Description of the task: The sole answer should be the number of lines in the material below that hold "value".

Data supplied:

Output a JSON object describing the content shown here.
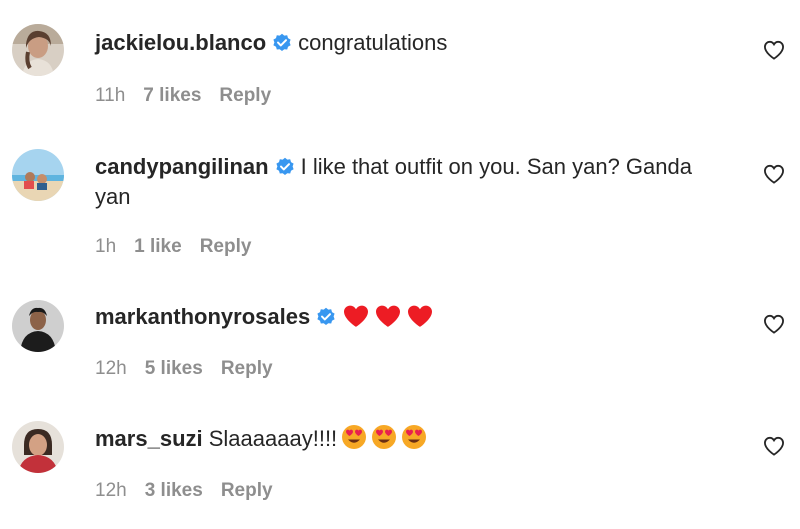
{
  "comments": [
    {
      "username": "jackielou.blanco",
      "text": "congratulations",
      "time": "11h",
      "likes": "7 likes",
      "reply": "Reply",
      "verified": true,
      "avatar_icon": "profile-photo-woman",
      "emojis": []
    },
    {
      "username": "candypangilinan",
      "text": "I like that outfit on you. San yan? Ganda",
      "text_line2": "yan",
      "time": "1h",
      "likes": "1 like",
      "reply": "Reply",
      "verified": true,
      "avatar_icon": "profile-photo-beach",
      "emojis": []
    },
    {
      "username": "markanthonyrosales",
      "text": "",
      "time": "12h",
      "likes": "5 likes",
      "reply": "Reply",
      "verified": true,
      "avatar_icon": "profile-photo-man",
      "emojis": [
        "red-heart",
        "red-heart",
        "red-heart"
      ]
    },
    {
      "username": "mars_suzi",
      "text": "Slaaaaaay!!!!",
      "time": "12h",
      "likes": "3 likes",
      "reply": "Reply",
      "verified": false,
      "avatar_icon": "profile-photo-woman-red",
      "emojis": [
        "heart-eyes",
        "heart-eyes",
        "heart-eyes"
      ]
    }
  ],
  "colors": {
    "text": "#262626",
    "meta": "#8e8e8e",
    "verified": "#3897f0",
    "heart": "#ed1c24"
  }
}
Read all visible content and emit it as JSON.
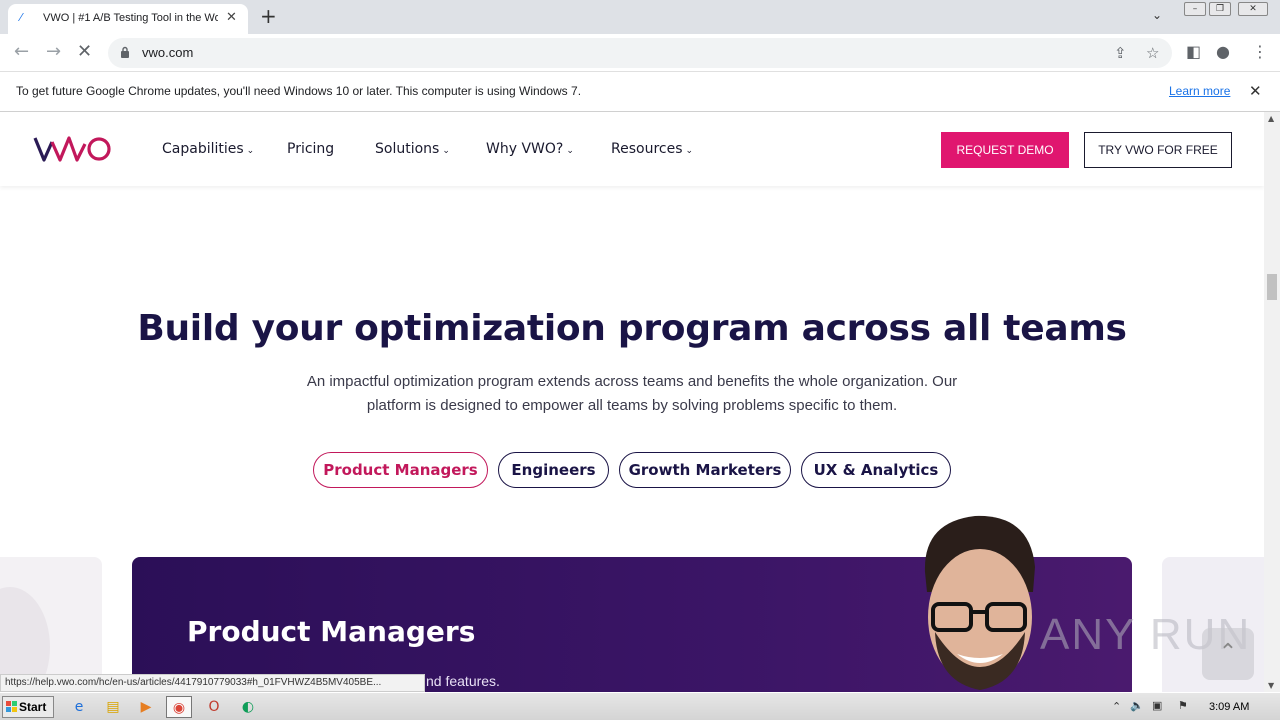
{
  "browser": {
    "tab_title": "VWO | #1 A/B Testing Tool in the World",
    "tab_close": "✕",
    "new_tab": "+",
    "url": "vwo.com",
    "info_message": "To get future Google Chrome updates, you'll need Windows 10 or later. This computer is using Windows 7.",
    "info_link": "Learn more",
    "status_url": "https://help.vwo.com/hc/en-us/articles/4417910779033#h_01FVHWZ4B5MV405BE..."
  },
  "site": {
    "nav": [
      {
        "label": "Capabilities",
        "dropdown": true
      },
      {
        "label": "Pricing",
        "dropdown": false
      },
      {
        "label": "Solutions",
        "dropdown": true
      },
      {
        "label": "Why VWO?",
        "dropdown": true
      },
      {
        "label": "Resources",
        "dropdown": true
      }
    ],
    "request_demo": "REQUEST DEMO",
    "try_free": "TRY VWO FOR FREE",
    "hero_title": "Build your optimization program across all teams",
    "hero_subtitle": "An impactful optimization program extends across teams and benefits the whole organization. Our platform is designed to empower all teams by solving problems specific to them.",
    "teams": [
      {
        "label": "Product Managers",
        "active": true
      },
      {
        "label": "Engineers",
        "active": false
      },
      {
        "label": "Growth Marketers",
        "active": false
      },
      {
        "label": "UX & Analytics",
        "active": false
      }
    ],
    "card_title": "Product Managers",
    "card_desc_visible": "nd features."
  },
  "watermark": "ANY RUN",
  "taskbar": {
    "start": "Start",
    "clock": "3:09 AM"
  },
  "colors": {
    "brand_pink": "#e0166f",
    "navy": "#1a1446",
    "card_purple": "#2b0f57"
  }
}
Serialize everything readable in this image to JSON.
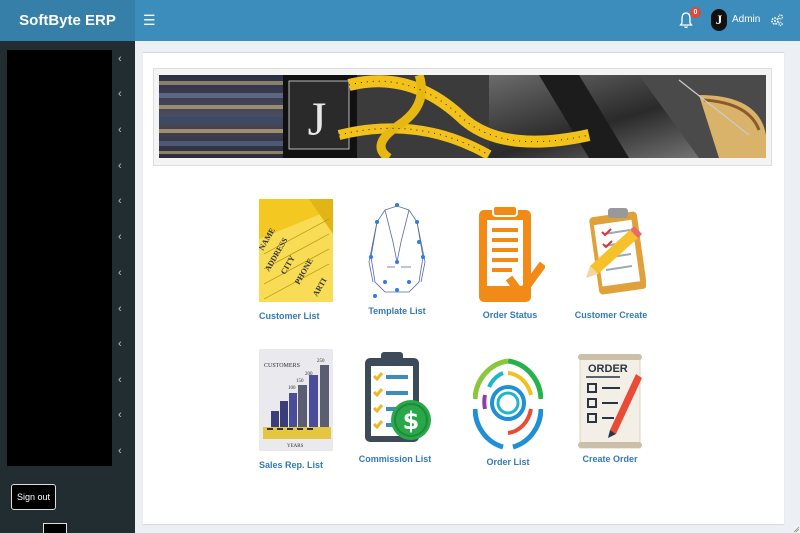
{
  "app": {
    "brand": "SoftByte ERP"
  },
  "header": {
    "notification_count": "0",
    "avatar_letter": "J",
    "user_name": "Admin"
  },
  "banner": {
    "logo_letter": "J"
  },
  "sidebar": {
    "sign_out_label": "Sign out"
  },
  "tiles": [
    {
      "label": "Customer List"
    },
    {
      "label": "Template List"
    },
    {
      "label": "Order Status"
    },
    {
      "label": "Customer Create"
    },
    {
      "label": "Sales Rep. List"
    },
    {
      "label": "Commission List"
    },
    {
      "label": "Order List"
    },
    {
      "label": "Create Order"
    }
  ],
  "customer_card_words": [
    "NAME",
    "ADDRESS",
    "CITY",
    "PHONE",
    "ARTI"
  ],
  "sales_chart": {
    "title": "CUSTOMERS",
    "xlabel": "YEARS",
    "tick_labels": [
      "100",
      "150",
      "200",
      "250"
    ]
  },
  "order_doc_title": "ORDER",
  "colors": {
    "brand": "#367fa9",
    "topbar": "#3c8dbc",
    "sidebar": "#222d32",
    "link": "#337ab7",
    "badge": "#dd4b39"
  }
}
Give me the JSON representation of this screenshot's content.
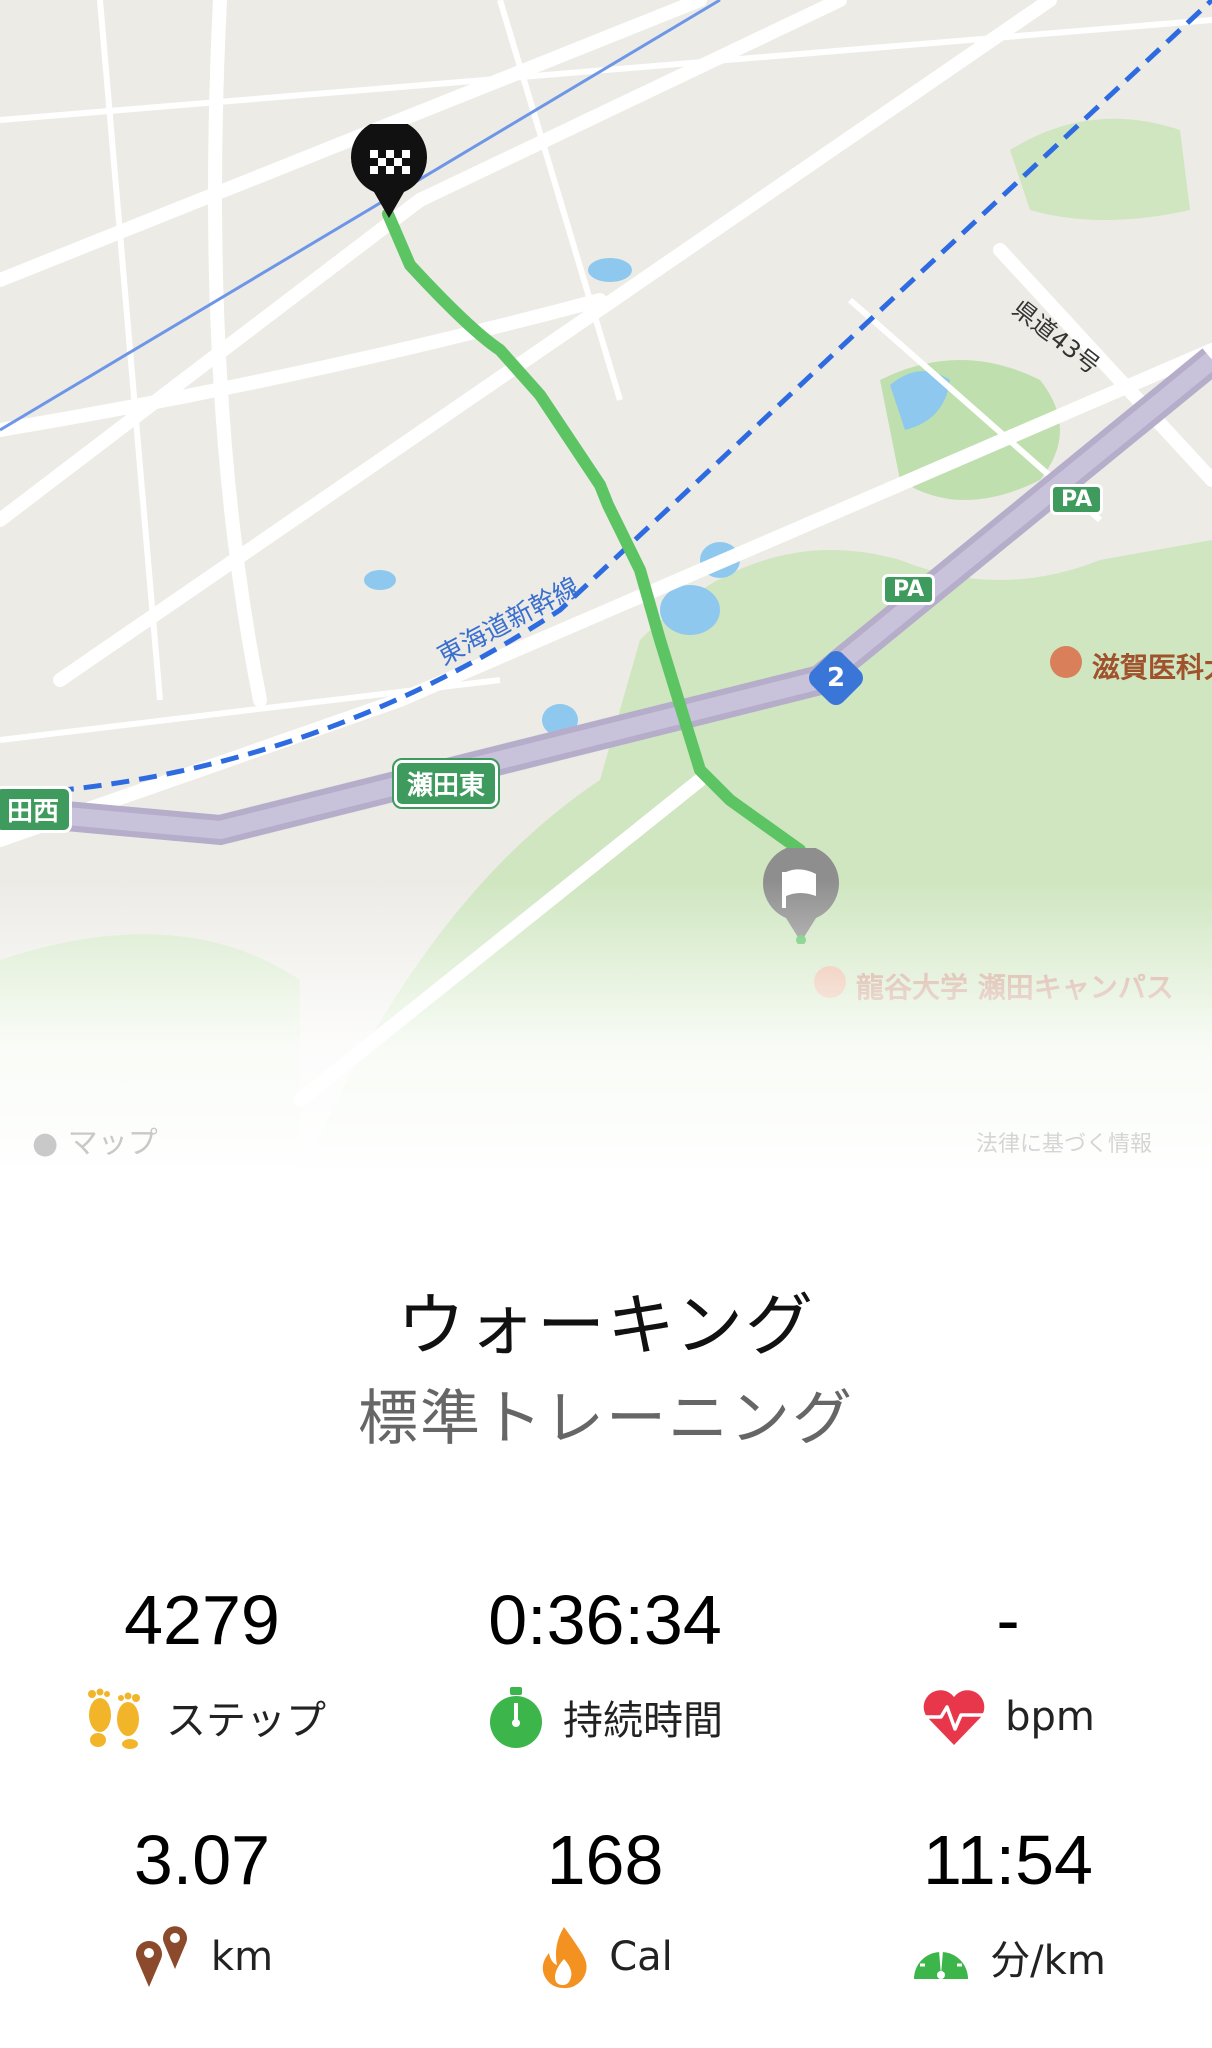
{
  "map": {
    "station_label_1": "瀬田東",
    "station_label_2": "田西",
    "road_number": "2",
    "pa_label": "PA",
    "shinkansen_label": "東海道新幹線",
    "prefectural_road_label": "県道43号",
    "poi_university": "龍谷大学 瀬田キャンパス",
    "poi_medical": "滋賀医科大",
    "attribution_left": "マップ",
    "attribution_right": "法律に基づく情報",
    "route_color": "#5dc463",
    "start_pin_icon": "flag-icon",
    "end_pin_icon": "checkered-flag-icon"
  },
  "workout": {
    "title": "ウォーキング",
    "subtitle": "標準トレーニング"
  },
  "stats": [
    {
      "value": "4279",
      "label": "ステップ",
      "icon": "footprints-icon",
      "color": "#f2b52a"
    },
    {
      "value": "0:36:34",
      "label": "持続時間",
      "icon": "stopwatch-icon",
      "color": "#3cb54a"
    },
    {
      "value": "-",
      "label": "bpm",
      "icon": "heart-rate-icon",
      "color": "#e8364a"
    },
    {
      "value": "3.07",
      "label": "km",
      "icon": "location-pins-icon",
      "color": "#8b4a2b"
    },
    {
      "value": "168",
      "label": "Cal",
      "icon": "flame-icon",
      "color": "#f39121"
    },
    {
      "value": "11:54",
      "label": "分/km",
      "icon": "speedometer-icon",
      "color": "#3cb54a"
    }
  ]
}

Answer to this problem: 6